* **Task details**: From the entries below, list each line with "title".

* **Web page and app entries**:
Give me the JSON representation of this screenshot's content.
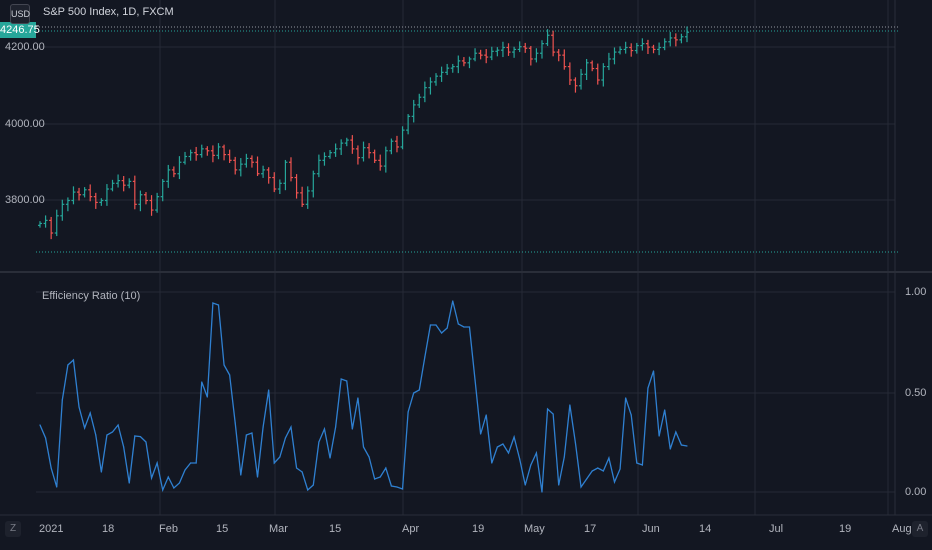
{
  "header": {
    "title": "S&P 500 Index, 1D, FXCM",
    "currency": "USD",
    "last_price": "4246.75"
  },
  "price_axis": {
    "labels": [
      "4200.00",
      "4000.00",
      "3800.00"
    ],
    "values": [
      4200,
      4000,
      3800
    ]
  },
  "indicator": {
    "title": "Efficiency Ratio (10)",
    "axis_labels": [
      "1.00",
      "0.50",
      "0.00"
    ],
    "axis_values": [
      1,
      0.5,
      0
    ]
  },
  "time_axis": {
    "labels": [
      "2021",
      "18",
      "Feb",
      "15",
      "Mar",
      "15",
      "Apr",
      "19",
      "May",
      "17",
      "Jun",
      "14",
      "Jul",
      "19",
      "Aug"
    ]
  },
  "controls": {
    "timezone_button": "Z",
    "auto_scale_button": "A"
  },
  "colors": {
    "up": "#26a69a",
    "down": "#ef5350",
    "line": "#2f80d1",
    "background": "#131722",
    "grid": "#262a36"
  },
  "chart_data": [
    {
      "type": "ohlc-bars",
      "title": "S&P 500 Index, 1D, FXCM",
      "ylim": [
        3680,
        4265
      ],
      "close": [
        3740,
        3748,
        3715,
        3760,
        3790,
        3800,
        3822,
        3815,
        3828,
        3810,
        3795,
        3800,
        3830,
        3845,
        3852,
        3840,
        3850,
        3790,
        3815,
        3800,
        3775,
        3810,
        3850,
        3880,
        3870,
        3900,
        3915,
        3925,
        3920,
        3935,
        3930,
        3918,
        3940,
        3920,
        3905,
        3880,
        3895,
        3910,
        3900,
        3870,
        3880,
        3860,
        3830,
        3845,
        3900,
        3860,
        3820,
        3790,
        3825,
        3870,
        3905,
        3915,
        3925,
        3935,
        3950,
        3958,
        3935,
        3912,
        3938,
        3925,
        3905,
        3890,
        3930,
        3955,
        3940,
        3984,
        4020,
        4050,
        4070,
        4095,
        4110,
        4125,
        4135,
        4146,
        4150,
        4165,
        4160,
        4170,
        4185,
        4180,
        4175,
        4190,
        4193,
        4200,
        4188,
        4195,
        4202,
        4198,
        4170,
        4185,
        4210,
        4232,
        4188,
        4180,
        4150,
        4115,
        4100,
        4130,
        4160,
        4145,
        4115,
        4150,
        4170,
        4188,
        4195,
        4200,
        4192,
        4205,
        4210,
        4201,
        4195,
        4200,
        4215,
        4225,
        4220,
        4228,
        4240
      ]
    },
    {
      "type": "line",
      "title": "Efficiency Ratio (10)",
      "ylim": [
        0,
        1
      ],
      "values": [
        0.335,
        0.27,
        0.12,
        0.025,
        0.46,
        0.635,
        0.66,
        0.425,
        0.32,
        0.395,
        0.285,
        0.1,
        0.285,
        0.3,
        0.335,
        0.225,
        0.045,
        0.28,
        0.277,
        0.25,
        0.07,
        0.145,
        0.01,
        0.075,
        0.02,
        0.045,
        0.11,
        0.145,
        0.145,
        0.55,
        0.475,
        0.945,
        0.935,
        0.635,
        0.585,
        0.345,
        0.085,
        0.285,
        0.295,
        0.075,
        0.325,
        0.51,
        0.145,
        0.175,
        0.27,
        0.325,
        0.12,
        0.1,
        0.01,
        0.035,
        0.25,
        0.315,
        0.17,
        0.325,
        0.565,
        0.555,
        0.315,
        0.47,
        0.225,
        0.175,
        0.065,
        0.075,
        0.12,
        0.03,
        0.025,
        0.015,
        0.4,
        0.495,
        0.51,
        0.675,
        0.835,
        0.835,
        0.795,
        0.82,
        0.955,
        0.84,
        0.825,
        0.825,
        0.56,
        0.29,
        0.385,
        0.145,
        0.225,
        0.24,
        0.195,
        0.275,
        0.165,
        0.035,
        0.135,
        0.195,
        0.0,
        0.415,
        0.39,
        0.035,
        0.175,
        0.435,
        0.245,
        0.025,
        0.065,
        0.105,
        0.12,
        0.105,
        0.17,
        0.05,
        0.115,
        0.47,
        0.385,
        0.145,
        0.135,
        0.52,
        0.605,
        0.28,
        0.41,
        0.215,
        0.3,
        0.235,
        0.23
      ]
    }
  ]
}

* **Solved problem**:
    "title": "S&P 500 Index, 1D, FXCM",
    "title": "Efficiency Ratio (10)",
      "title": "S&P 500 Index, 1D, FXCM",
      "title": "Efficiency Ratio (10)",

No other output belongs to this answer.